Your assignment: Please retype the whole listing so that it matches the original exactly.

----

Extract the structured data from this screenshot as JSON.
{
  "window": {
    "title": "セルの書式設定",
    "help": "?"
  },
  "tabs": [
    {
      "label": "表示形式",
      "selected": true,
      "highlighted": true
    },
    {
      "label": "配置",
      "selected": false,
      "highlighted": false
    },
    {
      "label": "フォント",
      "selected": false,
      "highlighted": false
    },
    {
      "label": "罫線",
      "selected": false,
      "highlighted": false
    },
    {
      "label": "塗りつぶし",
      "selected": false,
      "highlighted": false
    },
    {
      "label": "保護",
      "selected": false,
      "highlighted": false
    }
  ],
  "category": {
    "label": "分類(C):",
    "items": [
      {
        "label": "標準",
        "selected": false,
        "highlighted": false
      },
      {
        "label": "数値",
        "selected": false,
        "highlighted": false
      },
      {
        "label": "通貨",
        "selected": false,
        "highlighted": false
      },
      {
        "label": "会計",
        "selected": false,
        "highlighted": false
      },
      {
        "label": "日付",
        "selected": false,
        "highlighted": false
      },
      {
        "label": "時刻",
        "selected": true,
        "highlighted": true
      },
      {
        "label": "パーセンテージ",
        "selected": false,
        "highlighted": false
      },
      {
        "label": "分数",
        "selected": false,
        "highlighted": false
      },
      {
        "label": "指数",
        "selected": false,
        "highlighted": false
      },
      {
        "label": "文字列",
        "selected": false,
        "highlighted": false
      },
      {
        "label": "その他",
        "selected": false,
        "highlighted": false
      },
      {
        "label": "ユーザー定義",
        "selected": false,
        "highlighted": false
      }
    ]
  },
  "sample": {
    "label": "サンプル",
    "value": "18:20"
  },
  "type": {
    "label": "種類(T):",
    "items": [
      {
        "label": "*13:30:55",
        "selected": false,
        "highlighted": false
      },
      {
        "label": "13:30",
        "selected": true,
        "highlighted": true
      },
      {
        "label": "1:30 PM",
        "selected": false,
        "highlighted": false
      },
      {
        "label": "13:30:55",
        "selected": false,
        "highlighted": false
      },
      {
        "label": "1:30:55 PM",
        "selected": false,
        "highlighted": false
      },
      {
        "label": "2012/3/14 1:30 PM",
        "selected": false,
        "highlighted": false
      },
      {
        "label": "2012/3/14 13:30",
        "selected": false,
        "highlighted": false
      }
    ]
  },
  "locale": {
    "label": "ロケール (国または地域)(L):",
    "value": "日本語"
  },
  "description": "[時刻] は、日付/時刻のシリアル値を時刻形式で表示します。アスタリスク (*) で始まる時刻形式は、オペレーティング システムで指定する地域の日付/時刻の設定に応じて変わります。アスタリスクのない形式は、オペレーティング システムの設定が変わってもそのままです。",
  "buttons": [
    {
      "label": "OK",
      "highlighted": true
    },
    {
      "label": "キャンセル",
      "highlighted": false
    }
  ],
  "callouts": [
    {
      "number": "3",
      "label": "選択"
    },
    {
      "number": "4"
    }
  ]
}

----

Solution to the problem:
Extract the structured data from this screenshot as JSON.
{
  "window": {
    "title": "セルの書式設定",
    "help": "?"
  },
  "tabs": [
    {
      "label": "表示形式",
      "selected": true,
      "highlighted": true
    },
    {
      "label": "配置",
      "selected": false,
      "highlighted": false
    },
    {
      "label": "フォント",
      "selected": false,
      "highlighted": false
    },
    {
      "label": "罫線",
      "selected": false,
      "highlighted": false
    },
    {
      "label": "塗りつぶし",
      "selected": false,
      "highlighted": false
    },
    {
      "label": "保護",
      "selected": false,
      "highlighted": false
    }
  ],
  "category": {
    "label": "分類(C):",
    "items": [
      {
        "label": "標準",
        "selected": false,
        "highlighted": false
      },
      {
        "label": "数値",
        "selected": false,
        "highlighted": false
      },
      {
        "label": "通貨",
        "selected": false,
        "highlighted": false
      },
      {
        "label": "会計",
        "selected": false,
        "highlighted": false
      },
      {
        "label": "日付",
        "selected": false,
        "highlighted": false
      },
      {
        "label": "時刻",
        "selected": true,
        "highlighted": true
      },
      {
        "label": "パーセンテージ",
        "selected": false,
        "highlighted": false
      },
      {
        "label": "分数",
        "selected": false,
        "highlighted": false
      },
      {
        "label": "指数",
        "selected": false,
        "highlighted": false
      },
      {
        "label": "文字列",
        "selected": false,
        "highlighted": false
      },
      {
        "label": "その他",
        "selected": false,
        "highlighted": false
      },
      {
        "label": "ユーザー定義",
        "selected": false,
        "highlighted": false
      }
    ]
  },
  "sample": {
    "label": "サンプル",
    "value": "18:20"
  },
  "type": {
    "label": "種類(T):",
    "items": [
      {
        "label": "*13:30:55",
        "selected": false,
        "highlighted": false
      },
      {
        "label": "13:30",
        "selected": true,
        "highlighted": true
      },
      {
        "label": "1:30 PM",
        "selected": false,
        "highlighted": false
      },
      {
        "label": "13:30:55",
        "selected": false,
        "highlighted": false
      },
      {
        "label": "1:30:55 PM",
        "selected": false,
        "highlighted": false
      },
      {
        "label": "2012/3/14 1:30 PM",
        "selected": false,
        "highlighted": false
      },
      {
        "label": "2012/3/14 13:30",
        "selected": false,
        "highlighted": false
      }
    ]
  },
  "locale": {
    "label": "ロケール (国または地域)(L):",
    "value": "日本語"
  },
  "description": "[時刻] は、日付/時刻のシリアル値を時刻形式で表示します。アスタリスク (*) で始まる時刻形式は、オペレーティング システムで指定する地域の日付/時刻の設定に応じて変わります。アスタリスクのない形式は、オペレーティング システムの設定が変わってもそのままです。",
  "buttons": [
    {
      "label": "OK",
      "highlighted": true
    },
    {
      "label": "キャンセル",
      "highlighted": false
    }
  ],
  "callouts": [
    {
      "number": "3",
      "label": "選択"
    },
    {
      "number": "4"
    }
  ]
}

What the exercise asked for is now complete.